■ Web page and app entries:
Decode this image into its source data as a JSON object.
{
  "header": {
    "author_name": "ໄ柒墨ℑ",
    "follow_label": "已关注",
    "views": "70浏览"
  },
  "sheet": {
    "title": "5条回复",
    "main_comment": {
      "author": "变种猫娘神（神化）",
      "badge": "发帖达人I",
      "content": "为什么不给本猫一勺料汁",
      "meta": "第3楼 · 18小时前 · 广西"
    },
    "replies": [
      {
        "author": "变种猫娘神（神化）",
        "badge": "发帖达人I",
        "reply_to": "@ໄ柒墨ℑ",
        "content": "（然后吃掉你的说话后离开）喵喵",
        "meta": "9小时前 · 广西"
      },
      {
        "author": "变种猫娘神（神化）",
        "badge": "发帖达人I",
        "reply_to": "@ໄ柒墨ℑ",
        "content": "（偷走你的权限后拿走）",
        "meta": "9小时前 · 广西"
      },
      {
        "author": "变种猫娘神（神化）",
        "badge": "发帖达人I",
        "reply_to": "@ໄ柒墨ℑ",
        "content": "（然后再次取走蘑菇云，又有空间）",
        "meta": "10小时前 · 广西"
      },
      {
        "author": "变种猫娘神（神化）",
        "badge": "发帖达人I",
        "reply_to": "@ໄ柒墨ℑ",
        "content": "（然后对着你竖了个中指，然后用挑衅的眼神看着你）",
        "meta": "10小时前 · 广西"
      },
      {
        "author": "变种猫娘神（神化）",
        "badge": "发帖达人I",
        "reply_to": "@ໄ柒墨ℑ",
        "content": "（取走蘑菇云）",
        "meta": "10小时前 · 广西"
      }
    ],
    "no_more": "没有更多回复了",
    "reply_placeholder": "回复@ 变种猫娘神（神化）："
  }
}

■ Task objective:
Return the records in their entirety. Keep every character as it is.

■ The completed task:
Decode this image into its source data as a JSON object.
{
  "header": {
    "author_name": "ໄ柒墨ℑ",
    "follow_label": "已关注",
    "views": "70浏览"
  },
  "sheet": {
    "title": "5条回复",
    "main_comment": {
      "author": "变种猫娘神（神化）",
      "badge": "发帖达人I",
      "content": "为什么不给本猫一勺料汁",
      "meta": "第3楼 · 18小时前 · 广西"
    },
    "replies": [
      {
        "author": "变种猫娘神（神化）",
        "badge": "发帖达人I",
        "reply_to": "@ໄ柒墨ℑ",
        "content": "（然后吃掉你的说话后离开）喵喵",
        "meta": "9小时前 · 广西"
      },
      {
        "author": "变种猫娘神（神化）",
        "badge": "发帖达人I",
        "reply_to": "@ໄ柒墨ℑ",
        "content": "（偷走你的权限后拿走）",
        "meta": "9小时前 · 广西"
      },
      {
        "author": "变种猫娘神（神化）",
        "badge": "发帖达人I",
        "reply_to": "@ໄ柒墨ℑ",
        "content": "（然后再次取走蘑菇云，又有空间）",
        "meta": "10小时前 · 广西"
      },
      {
        "author": "变种猫娘神（神化）",
        "badge": "发帖达人I",
        "reply_to": "@ໄ柒墨ℑ",
        "content": "（然后对着你竖了个中指，然后用挑衅的眼神看着你）",
        "meta": "10小时前 · 广西"
      },
      {
        "author": "变种猫娘神（神化）",
        "badge": "发帖达人I",
        "reply_to": "@ໄ柒墨ℑ",
        "content": "（取走蘑菇云）",
        "meta": "10小时前 · 广西"
      }
    ],
    "no_more": "没有更多回复了",
    "reply_placeholder": "回复@ 变种猫娘神（神化）："
  }
}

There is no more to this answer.